Work to be completed.
From the entries, copy every line that carries the string "image".
== Supplied records ==
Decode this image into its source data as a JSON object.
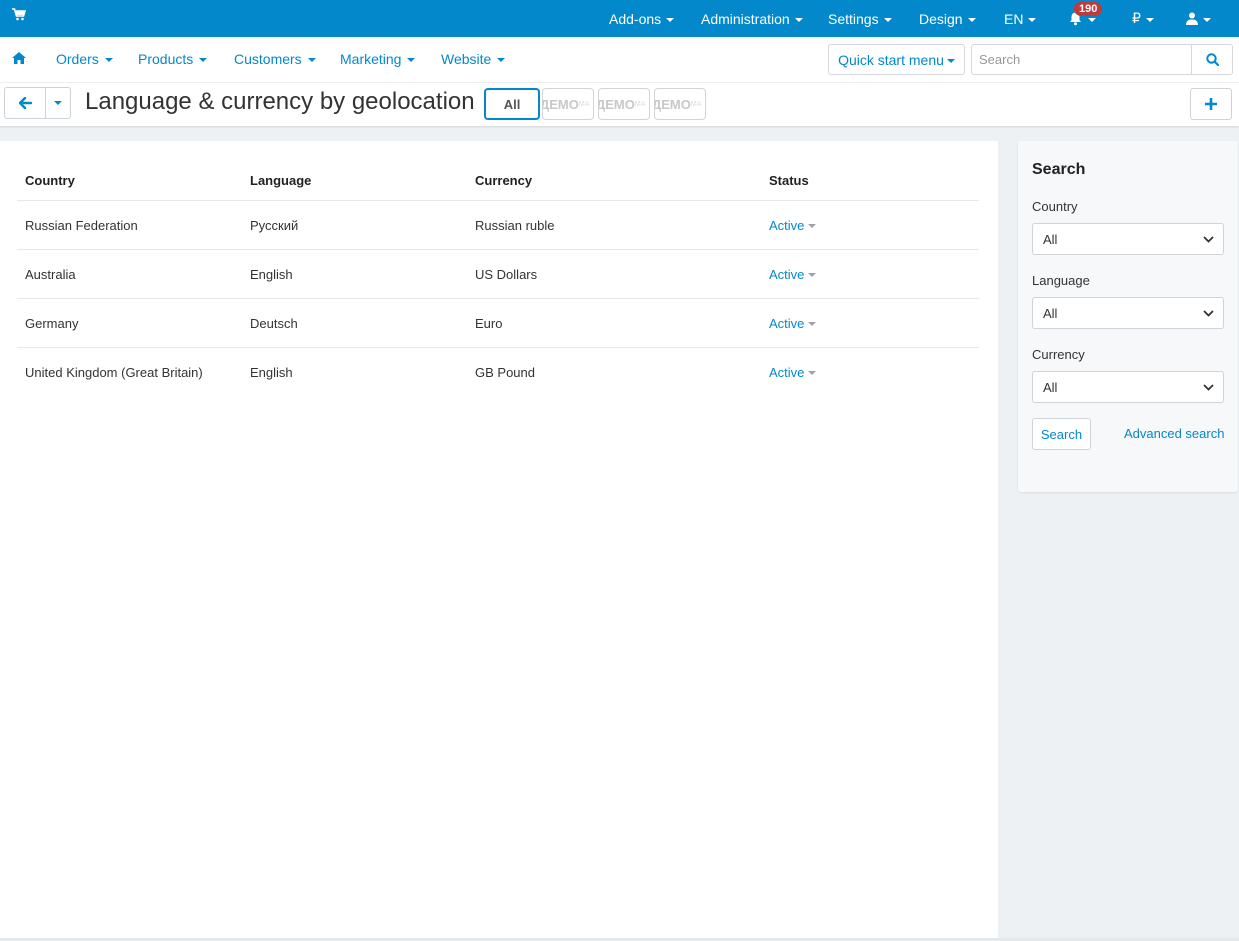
{
  "topbar": {
    "menu": [
      "Add-ons",
      "Administration",
      "Settings",
      "Design",
      "EN"
    ],
    "notifications_count": "190",
    "currency_symbol": "₽"
  },
  "nav": {
    "items": [
      "Orders",
      "Products",
      "Customers",
      "Marketing",
      "Website"
    ],
    "quick_start": "Quick start menu",
    "search_placeholder": "Search"
  },
  "page": {
    "title": "Language & currency by geolocation",
    "store_filter_all": "All",
    "store_demo_label": "ДЕМО",
    "store_demo_suffix": "МА"
  },
  "table": {
    "headers": [
      "Country",
      "Language",
      "Currency",
      "Status"
    ],
    "rows": [
      {
        "country": "Russian Federation",
        "language": "Русский",
        "currency": "Russian ruble",
        "status": "Active"
      },
      {
        "country": "Australia",
        "language": "English",
        "currency": "US Dollars",
        "status": "Active"
      },
      {
        "country": "Germany",
        "language": "Deutsch",
        "currency": "Euro",
        "status": "Active"
      },
      {
        "country": "United Kingdom (Great Britain)",
        "language": "English",
        "currency": "GB Pound",
        "status": "Active"
      }
    ]
  },
  "sidebar": {
    "title": "Search",
    "country_label": "Country",
    "country_value": "All",
    "language_label": "Language",
    "language_value": "All",
    "currency_label": "Currency",
    "currency_value": "All",
    "search_button": "Search",
    "advanced_search": "Advanced search"
  },
  "colors": {
    "accent": "#0388cc",
    "badge": "#c03a3a"
  }
}
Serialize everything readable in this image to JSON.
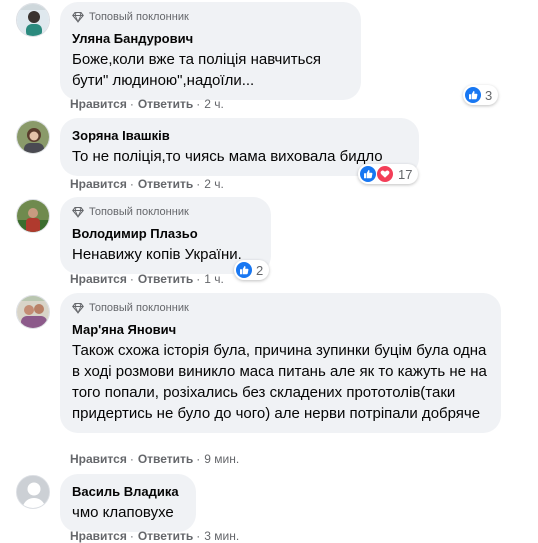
{
  "colors": {
    "bubble": "#f0f2f5",
    "like": "#1877f2",
    "love": "#f33e58",
    "meta": "#65676b"
  },
  "comments": [
    {
      "badge": "Топовый поклонник",
      "name": "Уляна Бандурович",
      "text": "Боже,коли вже та поліція навчиться бути\" людиною\",надоїли...",
      "like": "Нравится",
      "reply": "Ответить",
      "time": "2 ч.",
      "reactions": {
        "icons": [
          "like-icon"
        ],
        "count": "3"
      }
    },
    {
      "name": "Зоряна Івашків",
      "text": "То не поліція,то чиясь мама виховала бидло",
      "like": "Нравится",
      "reply": "Ответить",
      "time": "2 ч.",
      "reactions": {
        "icons": [
          "like-icon",
          "love-icon"
        ],
        "count": "17"
      }
    },
    {
      "badge": "Топовый поклонник",
      "name": "Володимир Плазьо",
      "text": "Ненавижу копів України.",
      "like": "Нравится",
      "reply": "Ответить",
      "time": "1 ч.",
      "reactions": {
        "icons": [
          "like-icon"
        ],
        "count": "2"
      }
    },
    {
      "badge": "Топовый поклонник",
      "name": "Мар'яна Янович",
      "text": "Також схожа історія була, причина зупинки буцім була одна в ході розмови виникло маса питань але як то кажуть не на того попали, розіхались без складених прототолів(таки придертись не було до чого) але нерви потріпали добряче",
      "like": "Нравится",
      "reply": "Ответить",
      "time": "9 мин."
    },
    {
      "name": "Василь Владика",
      "text": "чмо клаповухе",
      "like": "Нравится",
      "reply": "Ответить",
      "time": "3 мин."
    }
  ]
}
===
Solution to this exercise.
Decode this image into its source data as a JSON object.
Serialize everything readable in this image to JSON.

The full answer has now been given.